(Dataset rows describing interfaces)
--------------------------------

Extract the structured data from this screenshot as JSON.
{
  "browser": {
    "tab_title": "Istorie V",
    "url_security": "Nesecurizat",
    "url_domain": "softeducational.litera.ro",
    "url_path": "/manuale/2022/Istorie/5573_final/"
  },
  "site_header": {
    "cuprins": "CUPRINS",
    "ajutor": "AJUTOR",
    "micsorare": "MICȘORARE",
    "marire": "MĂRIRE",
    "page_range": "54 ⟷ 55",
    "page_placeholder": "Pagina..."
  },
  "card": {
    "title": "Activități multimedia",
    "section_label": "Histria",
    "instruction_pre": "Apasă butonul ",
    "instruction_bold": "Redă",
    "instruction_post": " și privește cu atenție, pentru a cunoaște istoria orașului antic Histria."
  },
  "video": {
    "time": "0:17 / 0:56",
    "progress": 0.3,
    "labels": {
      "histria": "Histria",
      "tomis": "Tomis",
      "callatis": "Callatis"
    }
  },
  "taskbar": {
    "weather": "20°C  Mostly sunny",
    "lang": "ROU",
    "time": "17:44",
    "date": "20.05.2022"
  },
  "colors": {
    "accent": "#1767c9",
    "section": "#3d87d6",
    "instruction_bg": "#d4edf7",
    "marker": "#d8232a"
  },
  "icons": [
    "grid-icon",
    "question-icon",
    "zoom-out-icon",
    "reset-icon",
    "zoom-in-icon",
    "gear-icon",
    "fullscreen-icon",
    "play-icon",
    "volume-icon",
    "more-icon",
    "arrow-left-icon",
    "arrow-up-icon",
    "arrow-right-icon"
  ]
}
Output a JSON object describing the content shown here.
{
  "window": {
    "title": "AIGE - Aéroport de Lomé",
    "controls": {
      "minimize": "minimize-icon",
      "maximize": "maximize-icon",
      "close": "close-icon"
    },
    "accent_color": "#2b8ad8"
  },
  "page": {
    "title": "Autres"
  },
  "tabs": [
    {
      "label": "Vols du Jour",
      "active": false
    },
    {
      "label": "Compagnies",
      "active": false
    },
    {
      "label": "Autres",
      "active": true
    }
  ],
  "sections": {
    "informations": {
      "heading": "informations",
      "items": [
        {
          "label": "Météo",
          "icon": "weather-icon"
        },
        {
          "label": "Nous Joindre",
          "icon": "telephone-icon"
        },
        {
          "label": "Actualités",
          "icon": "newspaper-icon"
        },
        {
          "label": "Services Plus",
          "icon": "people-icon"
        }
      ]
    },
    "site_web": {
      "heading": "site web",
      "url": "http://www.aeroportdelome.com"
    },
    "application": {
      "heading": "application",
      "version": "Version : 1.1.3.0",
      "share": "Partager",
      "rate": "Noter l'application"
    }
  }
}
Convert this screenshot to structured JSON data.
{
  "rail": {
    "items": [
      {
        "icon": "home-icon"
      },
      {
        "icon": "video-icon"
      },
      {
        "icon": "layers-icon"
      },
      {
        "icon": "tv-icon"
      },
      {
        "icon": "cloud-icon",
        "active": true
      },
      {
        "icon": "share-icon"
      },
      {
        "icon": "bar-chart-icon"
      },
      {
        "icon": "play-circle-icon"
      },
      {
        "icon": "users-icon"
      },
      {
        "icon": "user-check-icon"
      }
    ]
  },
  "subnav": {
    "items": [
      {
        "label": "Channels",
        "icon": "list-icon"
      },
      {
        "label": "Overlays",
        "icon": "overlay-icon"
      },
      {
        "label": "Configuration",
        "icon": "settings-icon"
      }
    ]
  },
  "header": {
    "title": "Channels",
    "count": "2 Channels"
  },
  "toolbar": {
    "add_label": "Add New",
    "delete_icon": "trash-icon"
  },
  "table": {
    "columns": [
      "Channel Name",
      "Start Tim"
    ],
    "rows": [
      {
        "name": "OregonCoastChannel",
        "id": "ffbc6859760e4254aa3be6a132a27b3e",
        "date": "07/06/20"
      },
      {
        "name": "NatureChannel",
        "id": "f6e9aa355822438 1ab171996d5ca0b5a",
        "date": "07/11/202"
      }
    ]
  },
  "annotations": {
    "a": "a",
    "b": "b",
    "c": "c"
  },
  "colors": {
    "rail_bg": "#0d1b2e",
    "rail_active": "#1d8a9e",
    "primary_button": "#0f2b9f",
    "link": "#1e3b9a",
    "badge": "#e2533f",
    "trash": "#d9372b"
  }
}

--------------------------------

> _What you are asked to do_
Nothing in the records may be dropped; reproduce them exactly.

> _Exercise answer_
Extract the structured data from this screenshot as JSON.
{
  "browser": {
    "tab_title": "Istorie V",
    "url_security": "Nesecurizat",
    "url_domain": "softeducational.litera.ro",
    "url_path": "/manuale/2022/Istorie/5573_final/"
  },
  "site_header": {
    "cuprins": "CUPRINS",
    "ajutor": "AJUTOR",
    "micsorare": "MICȘORARE",
    "marire": "MĂRIRE",
    "page_range": "54 ⟷ 55",
    "page_placeholder": "Pagina..."
  },
  "card": {
    "title": "Activități multimedia",
    "section_label": "Histria",
    "instruction_pre": "Apasă butonul ",
    "instruction_bold": "Redă",
    "instruction_post": " și privește cu atenție, pentru a cunoaște istoria orașului antic Histria."
  },
  "video": {
    "time": "0:17 / 0:56",
    "progress": 0.3,
    "labels": {
      "histria": "Histria",
      "tomis": "Tomis",
      "callatis": "Callatis"
    }
  },
  "taskbar": {
    "weather": "20°C  Mostly sunny",
    "lang": "ROU",
    "time": "17:44",
    "date": "20.05.2022"
  },
  "colors": {
    "accent": "#1767c9",
    "section": "#3d87d6",
    "instruction_bg": "#d4edf7",
    "marker": "#d8232a"
  },
  "icons": [
    "grid-icon",
    "question-icon",
    "zoom-out-icon",
    "reset-icon",
    "zoom-in-icon",
    "gear-icon",
    "fullscreen-icon",
    "play-icon",
    "volume-icon",
    "more-icon",
    "arrow-left-icon",
    "arrow-up-icon",
    "arrow-right-icon"
  ]
}
Output a JSON object describing the content shown here.
{
  "window": {
    "title": "AIGE - Aéroport de Lomé",
    "controls": {
      "minimize": "minimize-icon",
      "maximize": "maximize-icon",
      "close": "close-icon"
    },
    "accent_color": "#2b8ad8"
  },
  "page": {
    "title": "Autres"
  },
  "tabs": [
    {
      "label": "Vols du Jour",
      "active": false
    },
    {
      "label": "Compagnies",
      "active": false
    },
    {
      "label": "Autres",
      "active": true
    }
  ],
  "sections": {
    "informations": {
      "heading": "informations",
      "items": [
        {
          "label": "Météo",
          "icon": "weather-icon"
        },
        {
          "label": "Nous Joindre",
          "icon": "telephone-icon"
        },
        {
          "label": "Actualités",
          "icon": "newspaper-icon"
        },
        {
          "label": "Services Plus",
          "icon": "people-icon"
        }
      ]
    },
    "site_web": {
      "heading": "site web",
      "url": "http://www.aeroportdelome.com"
    },
    "application": {
      "heading": "application",
      "version": "Version : 1.1.3.0",
      "share": "Partager",
      "rate": "Noter l'application"
    }
  }
}
Convert this screenshot to structured JSON data.
{
  "rail": {
    "items": [
      {
        "icon": "home-icon"
      },
      {
        "icon": "video-icon"
      },
      {
        "icon": "layers-icon"
      },
      {
        "icon": "tv-icon"
      },
      {
        "icon": "cloud-icon",
        "active": true
      },
      {
        "icon": "share-icon"
      },
      {
        "icon": "bar-chart-icon"
      },
      {
        "icon": "play-circle-icon"
      },
      {
        "icon": "users-icon"
      },
      {
        "icon": "user-check-icon"
      }
    ]
  },
  "subnav": {
    "items": [
      {
        "label": "Channels",
        "icon": "list-icon"
      },
      {
        "label": "Overlays",
        "icon": "overlay-icon"
      },
      {
        "label": "Configuration",
        "icon": "settings-icon"
      }
    ]
  },
  "header": {
    "title": "Channels",
    "count": "2 Channels"
  },
  "toolbar": {
    "add_label": "Add New",
    "delete_icon": "trash-icon"
  },
  "table": {
    "columns": [
      "Channel Name",
      "Start Tim"
    ],
    "rows": [
      {
        "name": "OregonCoastChannel",
        "id": "ffbc6859760e4254aa3be6a132a27b3e",
        "date": "07/06/20"
      },
      {
        "name": "NatureChannel",
        "id": "f6e9aa355822438 1ab171996d5ca0b5a",
        "date": "07/11/202"
      }
    ]
  },
  "annotations": {
    "a": "a",
    "b": "b",
    "c": "c"
  },
  "colors": {
    "rail_bg": "#0d1b2e",
    "rail_active": "#1d8a9e",
    "primary_button": "#0f2b9f",
    "link": "#1e3b9a",
    "badge": "#e2533f",
    "trash": "#d9372b"
  }
}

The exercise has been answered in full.